Know More How Your Boss May Be Affecting Your Health
If it isn’t your workplace or workload that’s causing all your stress, could it be your boss? Khevna Pandit takes you through a recent study that makes this an interesting option to consider
A healthy, sustainable environment is vital to a workplace that functions well. And, most of the time, knowingly or unknowingly, it’s not the excessive workload that causes stress (because remember, your resume said that you were good with deadlines and at multi-tasking!), so what’s making you feel like you would rather do anything but go to work every morning, and why do you always feel tired, weak and de-motivated? Well, it could be a negative boss that’s causing all your issues!
How your boss could be affecting your health
Depression is often highly associated with stress or pressure, so being treated unfairly by management could the reason for your workplace depression. A Danish survey that was conducted on 4,500 public employees at Danish schools, hospitals, nurseries and offices sheds some light on this. The survey included personal interviews to determine whether participants suffered from clinical depression and examined cortisol (stress hormone) levels in the participants’ saliva. From the questionnaires, the researchers could determine the sense of justice that employees felt in the workplace. They found that a feeling of justice included being heard by one’s manager and whether the participants felt that everyone was treated equally. There is a natural tendency for people in an authoritative position to look down on employees — dismissive behaviour, passive aggressive emails or even privileging another worker’s accomplishments over your own — and there are several ways that your boss could be brining you down.
What this could do to you
Apart from feeling disheartened and demotivated, this could also lead to poor performance at work, loss of productivity and feeling less committed to the company.

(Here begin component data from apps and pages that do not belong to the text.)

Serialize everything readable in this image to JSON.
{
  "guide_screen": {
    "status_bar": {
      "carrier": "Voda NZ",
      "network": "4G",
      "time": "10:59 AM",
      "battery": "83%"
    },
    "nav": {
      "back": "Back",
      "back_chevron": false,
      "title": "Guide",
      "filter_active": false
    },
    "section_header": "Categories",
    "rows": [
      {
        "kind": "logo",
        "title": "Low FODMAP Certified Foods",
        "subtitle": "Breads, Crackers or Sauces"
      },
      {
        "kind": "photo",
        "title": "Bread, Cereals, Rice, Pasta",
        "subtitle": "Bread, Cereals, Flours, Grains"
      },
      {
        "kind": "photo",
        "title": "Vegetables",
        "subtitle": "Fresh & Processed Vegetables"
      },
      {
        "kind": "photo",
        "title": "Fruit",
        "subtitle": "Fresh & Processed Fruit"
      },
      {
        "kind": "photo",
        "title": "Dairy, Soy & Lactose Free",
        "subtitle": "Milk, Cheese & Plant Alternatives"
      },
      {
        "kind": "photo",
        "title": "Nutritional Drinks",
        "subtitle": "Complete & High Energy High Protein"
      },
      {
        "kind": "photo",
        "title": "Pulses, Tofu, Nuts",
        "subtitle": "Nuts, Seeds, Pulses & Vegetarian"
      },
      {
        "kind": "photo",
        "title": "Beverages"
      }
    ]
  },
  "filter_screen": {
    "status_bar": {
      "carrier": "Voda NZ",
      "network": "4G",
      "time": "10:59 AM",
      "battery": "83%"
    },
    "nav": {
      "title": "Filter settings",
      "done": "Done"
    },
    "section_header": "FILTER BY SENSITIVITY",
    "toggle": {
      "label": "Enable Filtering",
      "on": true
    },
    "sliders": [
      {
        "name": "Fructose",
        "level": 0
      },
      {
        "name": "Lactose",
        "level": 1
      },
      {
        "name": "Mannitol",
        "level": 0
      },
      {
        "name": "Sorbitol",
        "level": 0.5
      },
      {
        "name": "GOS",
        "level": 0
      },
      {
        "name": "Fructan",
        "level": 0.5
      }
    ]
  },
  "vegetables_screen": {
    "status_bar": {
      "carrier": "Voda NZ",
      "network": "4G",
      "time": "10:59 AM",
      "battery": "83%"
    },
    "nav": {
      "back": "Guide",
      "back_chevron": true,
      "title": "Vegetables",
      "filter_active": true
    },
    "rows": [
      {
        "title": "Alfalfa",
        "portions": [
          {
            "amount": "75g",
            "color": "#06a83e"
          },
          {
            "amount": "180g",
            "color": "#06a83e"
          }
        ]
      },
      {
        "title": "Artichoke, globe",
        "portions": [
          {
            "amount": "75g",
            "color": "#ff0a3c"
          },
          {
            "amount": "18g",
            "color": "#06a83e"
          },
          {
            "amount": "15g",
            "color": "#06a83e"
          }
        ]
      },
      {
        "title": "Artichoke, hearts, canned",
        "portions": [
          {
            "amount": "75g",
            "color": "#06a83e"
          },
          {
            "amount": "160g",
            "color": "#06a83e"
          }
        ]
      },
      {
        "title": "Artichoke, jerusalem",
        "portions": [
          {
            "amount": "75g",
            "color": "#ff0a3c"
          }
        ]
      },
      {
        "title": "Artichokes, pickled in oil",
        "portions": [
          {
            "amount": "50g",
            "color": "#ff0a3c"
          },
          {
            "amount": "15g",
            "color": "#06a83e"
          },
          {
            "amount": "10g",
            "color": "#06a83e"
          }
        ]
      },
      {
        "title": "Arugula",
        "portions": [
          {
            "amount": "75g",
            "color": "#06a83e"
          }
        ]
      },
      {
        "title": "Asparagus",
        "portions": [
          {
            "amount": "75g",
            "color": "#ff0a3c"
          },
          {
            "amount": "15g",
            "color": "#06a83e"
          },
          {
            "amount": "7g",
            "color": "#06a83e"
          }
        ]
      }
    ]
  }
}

And, to top it all off, high stress levels could lead to illnesses, which prevent people from working effectively.
Christine Porath, an associate professor at Georgetown University’s McDonough School of Business, recently argued in an op-ed for the New York Times that experiencing rudeness at work, and even replaying the event in your head later, elevates levels of hormones called glucocorticoids. This can lead to disparate health issues, including an increased appetite and obesity — yes, your boss could be making you fat too!
How to get around it
Unfortunately, you can’t really choose who your boss is, and quitting your job isn’t always the answer. While you should take some time to figure out how to deal with this as an employee, as a boss, you should be focusing on helping your employees out. A transparent organisational structure (or at the very least, suggesting that one exists) could be a way to avoid unnecessary workplace stress. Also, the little things like installing a water cooler, providing healthy snacks during meetings, giving timely raises along with creating a balance between work and personal lives, could result in a healthier work environment.